Wherever the word "desc" occurs in the lines below, copy the whole line.

*** Given entries Section Begins ***

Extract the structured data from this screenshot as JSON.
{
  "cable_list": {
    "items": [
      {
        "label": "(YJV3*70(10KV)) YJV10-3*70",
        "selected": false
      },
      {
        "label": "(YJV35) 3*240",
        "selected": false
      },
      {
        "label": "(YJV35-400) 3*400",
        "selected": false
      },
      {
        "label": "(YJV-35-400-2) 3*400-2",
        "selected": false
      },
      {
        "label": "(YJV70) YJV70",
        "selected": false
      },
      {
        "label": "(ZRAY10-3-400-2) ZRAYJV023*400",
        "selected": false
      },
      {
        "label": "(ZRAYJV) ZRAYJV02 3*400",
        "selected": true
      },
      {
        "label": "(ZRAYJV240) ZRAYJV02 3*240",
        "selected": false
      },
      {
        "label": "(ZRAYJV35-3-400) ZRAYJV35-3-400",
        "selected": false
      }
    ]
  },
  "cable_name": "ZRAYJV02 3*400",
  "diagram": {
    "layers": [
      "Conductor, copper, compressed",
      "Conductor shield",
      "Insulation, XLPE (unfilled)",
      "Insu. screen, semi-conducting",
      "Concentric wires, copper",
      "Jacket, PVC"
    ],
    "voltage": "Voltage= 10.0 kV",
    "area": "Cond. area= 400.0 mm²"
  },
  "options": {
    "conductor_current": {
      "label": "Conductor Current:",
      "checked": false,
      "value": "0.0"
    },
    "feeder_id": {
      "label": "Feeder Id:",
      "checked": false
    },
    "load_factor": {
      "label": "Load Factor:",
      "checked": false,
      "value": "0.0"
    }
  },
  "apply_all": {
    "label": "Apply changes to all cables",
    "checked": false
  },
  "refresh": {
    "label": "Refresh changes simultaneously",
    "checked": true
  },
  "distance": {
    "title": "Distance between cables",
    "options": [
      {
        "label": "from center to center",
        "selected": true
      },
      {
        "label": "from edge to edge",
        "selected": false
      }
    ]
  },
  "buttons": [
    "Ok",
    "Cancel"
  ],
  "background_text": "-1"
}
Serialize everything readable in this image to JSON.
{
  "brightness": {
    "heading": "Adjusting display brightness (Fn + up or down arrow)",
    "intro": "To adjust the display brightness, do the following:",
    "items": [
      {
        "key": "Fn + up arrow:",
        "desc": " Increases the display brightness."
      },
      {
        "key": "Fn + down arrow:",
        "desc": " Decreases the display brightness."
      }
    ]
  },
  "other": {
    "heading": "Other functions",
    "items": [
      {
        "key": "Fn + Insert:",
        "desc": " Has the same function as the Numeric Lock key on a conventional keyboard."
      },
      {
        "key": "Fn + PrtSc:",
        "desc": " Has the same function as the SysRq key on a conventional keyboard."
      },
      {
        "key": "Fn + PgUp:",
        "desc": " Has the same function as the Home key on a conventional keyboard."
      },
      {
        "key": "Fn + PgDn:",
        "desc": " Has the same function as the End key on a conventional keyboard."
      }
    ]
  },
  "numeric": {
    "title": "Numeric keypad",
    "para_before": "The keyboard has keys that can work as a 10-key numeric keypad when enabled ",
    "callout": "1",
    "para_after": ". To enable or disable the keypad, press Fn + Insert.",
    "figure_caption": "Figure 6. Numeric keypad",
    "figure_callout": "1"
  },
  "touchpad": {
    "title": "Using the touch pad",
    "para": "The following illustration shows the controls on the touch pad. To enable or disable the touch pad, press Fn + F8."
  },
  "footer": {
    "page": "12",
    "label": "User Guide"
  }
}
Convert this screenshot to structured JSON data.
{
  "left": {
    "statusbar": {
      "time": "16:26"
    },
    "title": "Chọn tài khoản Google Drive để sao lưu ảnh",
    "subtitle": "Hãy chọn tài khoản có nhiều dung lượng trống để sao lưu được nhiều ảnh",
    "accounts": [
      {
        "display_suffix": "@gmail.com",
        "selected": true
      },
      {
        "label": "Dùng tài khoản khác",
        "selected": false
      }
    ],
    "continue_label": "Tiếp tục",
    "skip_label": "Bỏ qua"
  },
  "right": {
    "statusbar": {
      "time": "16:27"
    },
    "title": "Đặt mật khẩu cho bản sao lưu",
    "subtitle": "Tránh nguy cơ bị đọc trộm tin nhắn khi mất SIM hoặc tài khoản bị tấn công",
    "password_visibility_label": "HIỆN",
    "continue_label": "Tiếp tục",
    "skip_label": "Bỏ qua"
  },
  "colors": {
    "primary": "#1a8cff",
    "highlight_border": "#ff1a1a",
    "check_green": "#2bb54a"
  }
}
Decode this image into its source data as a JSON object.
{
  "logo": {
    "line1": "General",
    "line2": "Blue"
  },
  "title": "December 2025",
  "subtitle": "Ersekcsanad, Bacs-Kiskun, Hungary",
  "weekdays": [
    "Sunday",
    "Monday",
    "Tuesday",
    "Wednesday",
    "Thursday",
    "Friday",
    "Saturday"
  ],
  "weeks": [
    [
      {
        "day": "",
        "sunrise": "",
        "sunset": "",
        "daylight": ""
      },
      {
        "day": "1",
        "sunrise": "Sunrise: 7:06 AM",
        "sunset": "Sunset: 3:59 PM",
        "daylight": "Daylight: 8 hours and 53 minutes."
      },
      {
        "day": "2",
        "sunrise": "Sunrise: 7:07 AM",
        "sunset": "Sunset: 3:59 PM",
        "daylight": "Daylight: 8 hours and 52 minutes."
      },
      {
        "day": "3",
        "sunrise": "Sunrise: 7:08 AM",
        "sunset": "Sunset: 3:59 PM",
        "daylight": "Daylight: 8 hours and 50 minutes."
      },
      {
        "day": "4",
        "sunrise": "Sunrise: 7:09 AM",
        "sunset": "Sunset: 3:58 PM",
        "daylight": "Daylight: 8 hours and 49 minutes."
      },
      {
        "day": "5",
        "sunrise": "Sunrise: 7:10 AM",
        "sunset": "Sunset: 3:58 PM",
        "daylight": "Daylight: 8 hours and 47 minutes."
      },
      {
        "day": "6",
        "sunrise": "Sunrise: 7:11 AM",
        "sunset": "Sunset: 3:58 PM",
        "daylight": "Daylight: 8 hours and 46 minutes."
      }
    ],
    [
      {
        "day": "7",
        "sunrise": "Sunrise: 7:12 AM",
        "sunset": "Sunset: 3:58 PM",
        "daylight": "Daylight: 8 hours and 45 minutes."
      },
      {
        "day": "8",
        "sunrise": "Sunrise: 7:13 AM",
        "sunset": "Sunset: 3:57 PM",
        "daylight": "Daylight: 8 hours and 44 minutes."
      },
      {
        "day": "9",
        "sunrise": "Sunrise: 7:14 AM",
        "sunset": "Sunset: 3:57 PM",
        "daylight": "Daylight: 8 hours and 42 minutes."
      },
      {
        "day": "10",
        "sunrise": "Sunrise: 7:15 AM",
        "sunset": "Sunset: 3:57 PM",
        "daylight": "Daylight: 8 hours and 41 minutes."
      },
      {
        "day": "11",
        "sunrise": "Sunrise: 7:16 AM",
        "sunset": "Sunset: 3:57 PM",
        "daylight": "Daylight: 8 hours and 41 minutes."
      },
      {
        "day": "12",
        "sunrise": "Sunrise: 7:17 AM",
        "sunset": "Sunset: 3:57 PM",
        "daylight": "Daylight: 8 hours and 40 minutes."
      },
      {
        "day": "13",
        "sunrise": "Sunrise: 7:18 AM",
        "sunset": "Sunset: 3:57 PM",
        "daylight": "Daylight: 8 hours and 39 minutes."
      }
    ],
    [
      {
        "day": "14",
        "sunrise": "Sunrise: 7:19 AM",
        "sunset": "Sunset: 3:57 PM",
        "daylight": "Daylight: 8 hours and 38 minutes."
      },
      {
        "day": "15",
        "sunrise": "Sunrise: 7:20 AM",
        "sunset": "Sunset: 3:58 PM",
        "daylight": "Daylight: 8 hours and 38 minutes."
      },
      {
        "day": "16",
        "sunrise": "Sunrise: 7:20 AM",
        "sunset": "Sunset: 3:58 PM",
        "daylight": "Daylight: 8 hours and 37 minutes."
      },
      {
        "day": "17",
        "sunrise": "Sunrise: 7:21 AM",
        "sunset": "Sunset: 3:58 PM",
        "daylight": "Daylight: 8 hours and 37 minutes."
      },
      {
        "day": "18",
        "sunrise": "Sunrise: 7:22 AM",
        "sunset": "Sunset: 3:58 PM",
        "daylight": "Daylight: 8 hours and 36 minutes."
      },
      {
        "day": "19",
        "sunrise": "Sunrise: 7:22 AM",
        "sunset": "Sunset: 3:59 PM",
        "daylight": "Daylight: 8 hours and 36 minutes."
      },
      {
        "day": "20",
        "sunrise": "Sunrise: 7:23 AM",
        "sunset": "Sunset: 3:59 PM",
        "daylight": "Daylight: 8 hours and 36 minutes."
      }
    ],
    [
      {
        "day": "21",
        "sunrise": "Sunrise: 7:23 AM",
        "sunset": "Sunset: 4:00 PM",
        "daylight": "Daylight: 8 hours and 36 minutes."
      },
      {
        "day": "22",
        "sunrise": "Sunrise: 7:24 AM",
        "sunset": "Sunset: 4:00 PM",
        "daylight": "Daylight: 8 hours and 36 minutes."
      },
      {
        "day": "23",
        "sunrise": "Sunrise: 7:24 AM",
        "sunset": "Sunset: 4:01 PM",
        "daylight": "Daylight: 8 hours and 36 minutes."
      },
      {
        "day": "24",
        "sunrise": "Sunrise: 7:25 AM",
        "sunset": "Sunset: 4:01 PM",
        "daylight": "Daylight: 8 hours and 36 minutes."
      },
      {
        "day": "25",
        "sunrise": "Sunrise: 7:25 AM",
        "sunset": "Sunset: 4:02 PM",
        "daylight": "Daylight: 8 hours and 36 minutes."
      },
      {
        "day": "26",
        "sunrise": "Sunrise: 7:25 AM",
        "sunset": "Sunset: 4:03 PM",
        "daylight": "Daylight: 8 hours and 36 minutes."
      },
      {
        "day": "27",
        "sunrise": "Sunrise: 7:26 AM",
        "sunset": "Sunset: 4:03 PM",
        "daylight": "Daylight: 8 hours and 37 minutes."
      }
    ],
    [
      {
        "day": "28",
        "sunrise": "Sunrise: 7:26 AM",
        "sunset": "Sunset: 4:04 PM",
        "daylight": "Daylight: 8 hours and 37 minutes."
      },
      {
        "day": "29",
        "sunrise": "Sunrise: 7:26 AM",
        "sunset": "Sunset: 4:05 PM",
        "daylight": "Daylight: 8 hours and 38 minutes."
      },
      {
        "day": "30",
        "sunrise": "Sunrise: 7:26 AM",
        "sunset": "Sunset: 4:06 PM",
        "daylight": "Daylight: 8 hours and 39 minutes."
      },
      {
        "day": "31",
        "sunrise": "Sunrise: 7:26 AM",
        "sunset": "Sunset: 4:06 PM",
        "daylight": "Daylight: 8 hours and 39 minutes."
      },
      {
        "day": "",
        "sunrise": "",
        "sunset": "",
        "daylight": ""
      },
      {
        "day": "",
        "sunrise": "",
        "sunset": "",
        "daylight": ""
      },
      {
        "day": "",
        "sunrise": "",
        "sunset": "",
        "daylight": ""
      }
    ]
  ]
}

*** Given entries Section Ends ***

#### Result:
        "desc": " Increases the display brightness."
        "desc": " Decreases the display brightness."
        "desc": " Has the same function as the Numeric Lock key on a conventional keyboard."
        "desc": " Has the same function as the SysRq key on a conventional keyboard."
        "desc": " Has the same function as the Home key on a conventional keyboard."
        "desc": " Has the same function as the End key on a conventional keyboard."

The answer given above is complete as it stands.